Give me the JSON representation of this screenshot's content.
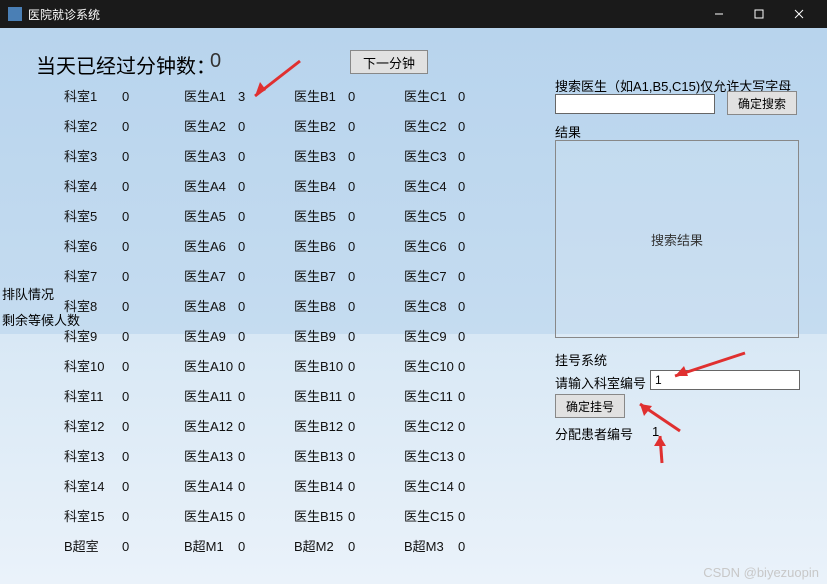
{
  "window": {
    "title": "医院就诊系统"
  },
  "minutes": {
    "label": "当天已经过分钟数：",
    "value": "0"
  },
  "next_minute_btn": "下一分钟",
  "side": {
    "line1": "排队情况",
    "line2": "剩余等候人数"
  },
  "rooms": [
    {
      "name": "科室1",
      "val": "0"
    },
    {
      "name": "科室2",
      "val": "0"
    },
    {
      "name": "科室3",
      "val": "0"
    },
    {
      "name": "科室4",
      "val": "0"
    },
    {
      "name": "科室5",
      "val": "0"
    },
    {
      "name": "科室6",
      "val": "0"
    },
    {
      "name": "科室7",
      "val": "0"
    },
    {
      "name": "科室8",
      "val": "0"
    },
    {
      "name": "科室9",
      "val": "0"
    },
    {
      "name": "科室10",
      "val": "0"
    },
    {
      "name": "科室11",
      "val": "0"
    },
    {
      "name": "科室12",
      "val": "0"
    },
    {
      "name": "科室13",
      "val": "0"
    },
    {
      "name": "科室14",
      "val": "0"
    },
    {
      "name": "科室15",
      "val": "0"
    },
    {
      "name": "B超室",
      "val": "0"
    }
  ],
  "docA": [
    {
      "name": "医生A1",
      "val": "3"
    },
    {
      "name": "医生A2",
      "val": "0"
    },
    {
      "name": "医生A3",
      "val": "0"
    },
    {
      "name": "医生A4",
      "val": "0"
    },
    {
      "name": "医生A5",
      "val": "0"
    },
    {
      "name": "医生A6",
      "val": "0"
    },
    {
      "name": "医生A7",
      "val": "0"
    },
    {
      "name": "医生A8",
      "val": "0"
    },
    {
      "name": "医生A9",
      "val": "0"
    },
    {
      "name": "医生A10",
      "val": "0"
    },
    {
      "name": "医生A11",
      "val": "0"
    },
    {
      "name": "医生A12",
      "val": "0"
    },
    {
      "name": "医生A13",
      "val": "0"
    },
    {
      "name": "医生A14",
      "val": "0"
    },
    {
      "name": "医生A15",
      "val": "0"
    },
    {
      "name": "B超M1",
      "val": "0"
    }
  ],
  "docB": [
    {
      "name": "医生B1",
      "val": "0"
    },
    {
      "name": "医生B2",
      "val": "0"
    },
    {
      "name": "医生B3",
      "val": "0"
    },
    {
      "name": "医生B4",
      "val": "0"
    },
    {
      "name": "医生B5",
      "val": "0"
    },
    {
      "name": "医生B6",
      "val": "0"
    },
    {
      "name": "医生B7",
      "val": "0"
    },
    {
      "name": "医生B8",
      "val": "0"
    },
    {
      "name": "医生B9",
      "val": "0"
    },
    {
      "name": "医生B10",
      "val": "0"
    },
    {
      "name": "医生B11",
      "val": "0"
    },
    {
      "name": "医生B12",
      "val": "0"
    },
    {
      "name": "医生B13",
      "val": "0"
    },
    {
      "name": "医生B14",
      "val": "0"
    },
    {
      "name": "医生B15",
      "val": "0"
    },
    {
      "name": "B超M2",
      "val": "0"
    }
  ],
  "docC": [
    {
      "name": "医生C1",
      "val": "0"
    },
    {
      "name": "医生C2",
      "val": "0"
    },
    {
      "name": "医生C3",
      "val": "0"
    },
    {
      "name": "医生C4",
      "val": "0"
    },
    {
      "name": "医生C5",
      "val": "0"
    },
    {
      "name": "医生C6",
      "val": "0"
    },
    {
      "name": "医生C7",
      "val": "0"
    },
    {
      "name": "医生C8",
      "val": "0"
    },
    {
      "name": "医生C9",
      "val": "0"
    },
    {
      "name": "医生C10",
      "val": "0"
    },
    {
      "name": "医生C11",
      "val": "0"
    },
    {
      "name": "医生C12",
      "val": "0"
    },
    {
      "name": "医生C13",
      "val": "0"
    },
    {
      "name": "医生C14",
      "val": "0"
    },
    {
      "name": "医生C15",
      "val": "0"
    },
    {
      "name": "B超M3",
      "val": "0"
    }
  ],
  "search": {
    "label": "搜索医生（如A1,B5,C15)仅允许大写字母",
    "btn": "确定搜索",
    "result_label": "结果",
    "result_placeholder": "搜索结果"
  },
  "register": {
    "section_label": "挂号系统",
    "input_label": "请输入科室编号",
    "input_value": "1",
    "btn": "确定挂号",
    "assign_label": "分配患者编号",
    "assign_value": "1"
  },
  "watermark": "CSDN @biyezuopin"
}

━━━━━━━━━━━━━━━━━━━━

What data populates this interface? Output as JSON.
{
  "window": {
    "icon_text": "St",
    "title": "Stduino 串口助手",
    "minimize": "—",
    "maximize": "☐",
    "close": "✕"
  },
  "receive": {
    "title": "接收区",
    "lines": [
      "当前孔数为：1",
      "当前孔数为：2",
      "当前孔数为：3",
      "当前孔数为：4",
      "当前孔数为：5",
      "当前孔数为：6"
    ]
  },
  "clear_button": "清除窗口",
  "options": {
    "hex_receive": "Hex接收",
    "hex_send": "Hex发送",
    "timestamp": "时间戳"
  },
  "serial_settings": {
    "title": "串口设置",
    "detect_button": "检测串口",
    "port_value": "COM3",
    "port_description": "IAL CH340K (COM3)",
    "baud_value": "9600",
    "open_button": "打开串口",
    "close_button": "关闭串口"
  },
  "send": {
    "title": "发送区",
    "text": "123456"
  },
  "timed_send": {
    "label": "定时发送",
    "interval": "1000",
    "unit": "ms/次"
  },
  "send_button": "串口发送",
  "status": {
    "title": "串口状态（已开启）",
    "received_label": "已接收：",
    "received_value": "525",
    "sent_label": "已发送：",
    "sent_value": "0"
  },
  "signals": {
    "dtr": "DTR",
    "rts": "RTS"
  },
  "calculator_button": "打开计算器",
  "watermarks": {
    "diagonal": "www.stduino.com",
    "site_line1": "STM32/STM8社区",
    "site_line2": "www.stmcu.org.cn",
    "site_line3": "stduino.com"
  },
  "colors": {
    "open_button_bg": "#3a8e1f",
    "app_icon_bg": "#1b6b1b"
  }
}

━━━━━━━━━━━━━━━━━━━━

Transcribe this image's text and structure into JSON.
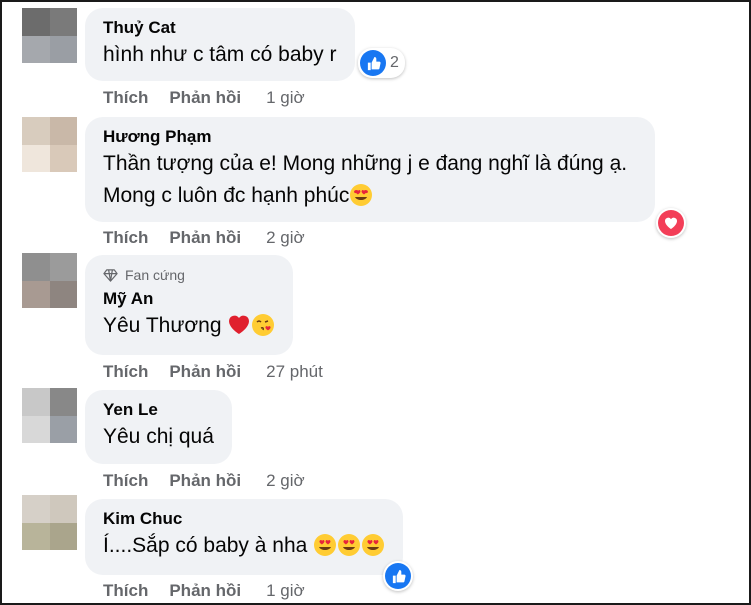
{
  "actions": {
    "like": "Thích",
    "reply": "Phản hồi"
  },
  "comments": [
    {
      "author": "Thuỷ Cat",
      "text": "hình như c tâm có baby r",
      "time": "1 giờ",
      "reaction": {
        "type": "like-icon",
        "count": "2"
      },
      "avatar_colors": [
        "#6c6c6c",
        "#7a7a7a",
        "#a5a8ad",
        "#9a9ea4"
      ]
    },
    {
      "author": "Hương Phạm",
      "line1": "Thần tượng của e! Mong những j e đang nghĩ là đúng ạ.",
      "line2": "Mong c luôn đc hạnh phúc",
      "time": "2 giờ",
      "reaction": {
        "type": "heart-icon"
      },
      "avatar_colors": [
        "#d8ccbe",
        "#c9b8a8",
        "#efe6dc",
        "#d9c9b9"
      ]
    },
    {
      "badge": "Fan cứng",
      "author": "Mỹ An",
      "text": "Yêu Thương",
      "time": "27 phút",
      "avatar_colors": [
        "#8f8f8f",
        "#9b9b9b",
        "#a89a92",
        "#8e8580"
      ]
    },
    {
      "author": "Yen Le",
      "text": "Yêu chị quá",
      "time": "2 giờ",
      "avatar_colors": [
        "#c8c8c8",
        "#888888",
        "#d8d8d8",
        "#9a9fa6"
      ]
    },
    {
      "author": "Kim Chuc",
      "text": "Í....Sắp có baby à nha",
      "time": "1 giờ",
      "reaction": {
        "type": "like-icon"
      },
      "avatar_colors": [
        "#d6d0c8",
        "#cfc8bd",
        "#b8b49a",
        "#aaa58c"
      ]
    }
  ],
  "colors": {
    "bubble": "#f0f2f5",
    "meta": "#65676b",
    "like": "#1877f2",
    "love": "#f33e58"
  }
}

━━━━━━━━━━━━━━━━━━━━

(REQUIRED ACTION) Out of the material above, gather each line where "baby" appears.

(TASK SOLUTION)
      "text": "hình như c tâm có baby r",
      "text": "Í....Sắp có baby à nha",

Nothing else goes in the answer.